### Task prompt
List each line of the data that holds the string "United", please.
-------
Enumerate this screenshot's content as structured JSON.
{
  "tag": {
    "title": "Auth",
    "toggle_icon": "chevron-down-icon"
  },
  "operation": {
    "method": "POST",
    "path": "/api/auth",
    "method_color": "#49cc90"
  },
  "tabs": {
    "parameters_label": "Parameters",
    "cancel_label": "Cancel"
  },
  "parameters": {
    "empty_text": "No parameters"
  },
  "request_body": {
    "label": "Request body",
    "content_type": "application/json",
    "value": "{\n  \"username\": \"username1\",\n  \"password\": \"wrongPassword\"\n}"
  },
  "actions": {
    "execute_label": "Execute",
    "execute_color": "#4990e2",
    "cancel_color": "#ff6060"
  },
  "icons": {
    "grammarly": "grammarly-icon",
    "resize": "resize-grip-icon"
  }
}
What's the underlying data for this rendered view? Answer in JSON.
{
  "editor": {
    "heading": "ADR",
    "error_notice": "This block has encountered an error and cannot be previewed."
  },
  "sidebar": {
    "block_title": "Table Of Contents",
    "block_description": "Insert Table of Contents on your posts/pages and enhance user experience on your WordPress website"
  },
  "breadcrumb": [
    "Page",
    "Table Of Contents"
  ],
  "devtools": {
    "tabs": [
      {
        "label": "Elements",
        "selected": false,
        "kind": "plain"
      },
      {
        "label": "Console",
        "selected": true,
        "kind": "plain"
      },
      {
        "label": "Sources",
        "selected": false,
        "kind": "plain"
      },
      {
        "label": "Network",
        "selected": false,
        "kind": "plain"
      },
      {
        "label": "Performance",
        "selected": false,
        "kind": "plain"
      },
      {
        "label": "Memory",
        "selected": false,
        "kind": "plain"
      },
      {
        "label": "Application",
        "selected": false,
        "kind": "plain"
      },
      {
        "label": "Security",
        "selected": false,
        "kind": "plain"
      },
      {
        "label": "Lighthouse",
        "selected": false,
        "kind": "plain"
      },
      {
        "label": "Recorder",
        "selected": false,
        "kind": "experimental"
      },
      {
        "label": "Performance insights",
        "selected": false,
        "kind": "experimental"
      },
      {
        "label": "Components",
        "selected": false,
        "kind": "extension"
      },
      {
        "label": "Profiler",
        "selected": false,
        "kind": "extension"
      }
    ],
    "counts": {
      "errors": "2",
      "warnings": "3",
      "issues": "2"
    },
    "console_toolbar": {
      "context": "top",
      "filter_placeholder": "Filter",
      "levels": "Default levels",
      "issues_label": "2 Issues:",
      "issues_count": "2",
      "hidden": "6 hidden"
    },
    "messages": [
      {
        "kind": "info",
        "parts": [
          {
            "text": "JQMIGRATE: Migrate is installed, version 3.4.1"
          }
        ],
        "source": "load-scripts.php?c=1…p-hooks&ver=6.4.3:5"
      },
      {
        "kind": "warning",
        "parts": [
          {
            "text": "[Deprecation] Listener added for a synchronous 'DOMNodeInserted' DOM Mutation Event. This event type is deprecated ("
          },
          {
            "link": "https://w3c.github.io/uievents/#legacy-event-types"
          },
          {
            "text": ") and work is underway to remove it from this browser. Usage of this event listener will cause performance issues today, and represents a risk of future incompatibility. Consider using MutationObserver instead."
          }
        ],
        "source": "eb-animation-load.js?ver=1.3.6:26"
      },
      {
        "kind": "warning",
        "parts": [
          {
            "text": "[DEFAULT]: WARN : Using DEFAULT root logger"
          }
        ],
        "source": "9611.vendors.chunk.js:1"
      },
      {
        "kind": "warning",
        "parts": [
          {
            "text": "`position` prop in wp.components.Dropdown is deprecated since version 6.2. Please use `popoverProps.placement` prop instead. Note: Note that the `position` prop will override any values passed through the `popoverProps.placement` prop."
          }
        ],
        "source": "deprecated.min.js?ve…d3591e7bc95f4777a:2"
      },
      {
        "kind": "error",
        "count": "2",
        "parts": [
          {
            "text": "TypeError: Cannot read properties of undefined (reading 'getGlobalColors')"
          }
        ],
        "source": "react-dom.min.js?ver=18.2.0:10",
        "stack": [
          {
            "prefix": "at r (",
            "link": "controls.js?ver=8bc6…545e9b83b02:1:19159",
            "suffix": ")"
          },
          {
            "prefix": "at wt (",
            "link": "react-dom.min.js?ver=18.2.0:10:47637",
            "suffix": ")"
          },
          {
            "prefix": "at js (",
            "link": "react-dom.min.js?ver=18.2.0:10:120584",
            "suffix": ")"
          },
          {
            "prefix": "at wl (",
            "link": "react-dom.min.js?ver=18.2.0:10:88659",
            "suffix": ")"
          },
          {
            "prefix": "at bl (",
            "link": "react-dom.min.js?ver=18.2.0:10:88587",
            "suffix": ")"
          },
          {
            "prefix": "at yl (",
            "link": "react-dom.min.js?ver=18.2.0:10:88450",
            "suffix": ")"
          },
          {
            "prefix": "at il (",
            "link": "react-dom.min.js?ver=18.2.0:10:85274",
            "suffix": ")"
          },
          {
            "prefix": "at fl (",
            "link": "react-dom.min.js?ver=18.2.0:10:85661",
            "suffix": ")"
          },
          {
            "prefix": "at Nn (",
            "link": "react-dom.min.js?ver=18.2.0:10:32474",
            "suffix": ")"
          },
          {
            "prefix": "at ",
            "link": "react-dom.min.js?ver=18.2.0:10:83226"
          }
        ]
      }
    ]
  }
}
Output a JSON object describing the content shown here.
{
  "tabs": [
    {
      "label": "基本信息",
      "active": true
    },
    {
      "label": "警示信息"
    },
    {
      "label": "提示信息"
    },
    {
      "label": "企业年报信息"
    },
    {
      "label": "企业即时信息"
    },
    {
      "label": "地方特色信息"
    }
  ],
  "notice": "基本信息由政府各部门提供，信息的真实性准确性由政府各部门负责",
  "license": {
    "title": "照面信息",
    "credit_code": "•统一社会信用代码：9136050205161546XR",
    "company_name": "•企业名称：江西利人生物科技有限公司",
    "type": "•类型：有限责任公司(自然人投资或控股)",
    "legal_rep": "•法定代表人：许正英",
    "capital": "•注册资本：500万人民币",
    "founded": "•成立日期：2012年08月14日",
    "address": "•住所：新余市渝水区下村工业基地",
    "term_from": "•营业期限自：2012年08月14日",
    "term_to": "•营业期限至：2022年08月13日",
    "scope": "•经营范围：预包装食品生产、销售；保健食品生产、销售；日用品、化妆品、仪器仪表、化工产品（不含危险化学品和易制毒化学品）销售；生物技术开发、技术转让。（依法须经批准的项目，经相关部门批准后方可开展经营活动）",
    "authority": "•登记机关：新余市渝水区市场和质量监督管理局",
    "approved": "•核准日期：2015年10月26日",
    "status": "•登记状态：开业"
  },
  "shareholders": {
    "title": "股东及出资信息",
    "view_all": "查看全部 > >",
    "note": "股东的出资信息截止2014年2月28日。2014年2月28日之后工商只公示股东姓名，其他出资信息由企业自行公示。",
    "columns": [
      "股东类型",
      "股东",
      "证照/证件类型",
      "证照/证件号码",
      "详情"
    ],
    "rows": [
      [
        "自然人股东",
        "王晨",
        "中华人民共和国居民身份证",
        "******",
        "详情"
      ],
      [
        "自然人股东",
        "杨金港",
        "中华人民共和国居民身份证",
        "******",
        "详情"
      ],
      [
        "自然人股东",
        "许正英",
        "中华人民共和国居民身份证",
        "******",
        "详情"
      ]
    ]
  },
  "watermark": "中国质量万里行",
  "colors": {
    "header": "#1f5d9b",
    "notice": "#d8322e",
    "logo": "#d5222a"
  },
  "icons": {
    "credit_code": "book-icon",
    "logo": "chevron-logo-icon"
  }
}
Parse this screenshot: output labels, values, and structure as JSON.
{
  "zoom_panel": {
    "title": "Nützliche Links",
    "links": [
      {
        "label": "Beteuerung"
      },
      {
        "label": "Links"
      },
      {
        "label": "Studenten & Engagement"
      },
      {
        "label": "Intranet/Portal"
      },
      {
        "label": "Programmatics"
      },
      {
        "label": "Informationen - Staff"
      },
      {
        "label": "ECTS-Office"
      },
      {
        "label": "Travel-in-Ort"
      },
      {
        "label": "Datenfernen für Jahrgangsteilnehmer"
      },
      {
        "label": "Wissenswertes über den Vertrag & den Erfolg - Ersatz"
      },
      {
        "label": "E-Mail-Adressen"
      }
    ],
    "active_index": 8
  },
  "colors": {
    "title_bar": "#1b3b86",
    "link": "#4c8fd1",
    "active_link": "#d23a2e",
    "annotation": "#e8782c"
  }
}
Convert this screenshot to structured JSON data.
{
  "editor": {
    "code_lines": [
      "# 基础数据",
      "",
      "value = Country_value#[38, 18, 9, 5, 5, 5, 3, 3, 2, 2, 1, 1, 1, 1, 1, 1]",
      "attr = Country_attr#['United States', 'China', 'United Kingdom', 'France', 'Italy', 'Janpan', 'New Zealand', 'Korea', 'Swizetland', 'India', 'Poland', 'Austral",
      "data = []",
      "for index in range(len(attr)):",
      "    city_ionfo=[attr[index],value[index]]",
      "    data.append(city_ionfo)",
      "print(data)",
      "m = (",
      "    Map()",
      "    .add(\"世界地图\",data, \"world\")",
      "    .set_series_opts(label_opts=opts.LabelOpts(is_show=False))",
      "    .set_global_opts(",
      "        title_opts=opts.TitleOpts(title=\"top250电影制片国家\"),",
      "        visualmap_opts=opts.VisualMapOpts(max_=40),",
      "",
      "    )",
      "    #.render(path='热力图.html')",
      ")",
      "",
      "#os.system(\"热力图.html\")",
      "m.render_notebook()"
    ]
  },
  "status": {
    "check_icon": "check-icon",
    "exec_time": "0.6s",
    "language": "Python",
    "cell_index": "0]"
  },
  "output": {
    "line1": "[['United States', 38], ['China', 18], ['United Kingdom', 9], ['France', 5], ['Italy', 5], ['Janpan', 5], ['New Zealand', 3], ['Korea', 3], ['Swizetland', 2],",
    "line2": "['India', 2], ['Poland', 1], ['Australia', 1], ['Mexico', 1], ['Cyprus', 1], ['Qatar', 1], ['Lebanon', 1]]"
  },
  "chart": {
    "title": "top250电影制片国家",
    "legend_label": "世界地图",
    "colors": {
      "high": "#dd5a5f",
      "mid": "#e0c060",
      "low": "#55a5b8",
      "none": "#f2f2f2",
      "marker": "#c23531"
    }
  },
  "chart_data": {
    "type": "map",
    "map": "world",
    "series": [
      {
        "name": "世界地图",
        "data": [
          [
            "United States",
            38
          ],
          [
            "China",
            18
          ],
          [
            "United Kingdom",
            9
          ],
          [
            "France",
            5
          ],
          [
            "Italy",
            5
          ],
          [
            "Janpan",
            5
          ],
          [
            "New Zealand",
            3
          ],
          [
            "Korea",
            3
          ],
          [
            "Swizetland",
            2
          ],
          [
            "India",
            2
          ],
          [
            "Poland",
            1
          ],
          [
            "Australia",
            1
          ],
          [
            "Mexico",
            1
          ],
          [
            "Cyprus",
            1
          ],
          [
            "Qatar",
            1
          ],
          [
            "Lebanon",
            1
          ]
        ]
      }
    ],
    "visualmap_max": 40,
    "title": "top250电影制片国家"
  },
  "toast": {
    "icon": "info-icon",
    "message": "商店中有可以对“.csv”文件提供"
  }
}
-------
### The answer
      "attr = Country_attr#['United States', 'China', 'United Kingdom', 'France', 'Italy', 'Janpan', 'New Zealand', 'Korea', 'Swizetland', 'India', 'Poland', 'Austral",
    "line1": "[['United States', 38], ['China', 18], ['United Kingdom', 9], ['France', 5], ['Italy', 5], ['Janpan', 5], ['New Zealand', 3], ['Korea', 3], ['Swizetland', 2],",
            "United States",
            "United Kingdom",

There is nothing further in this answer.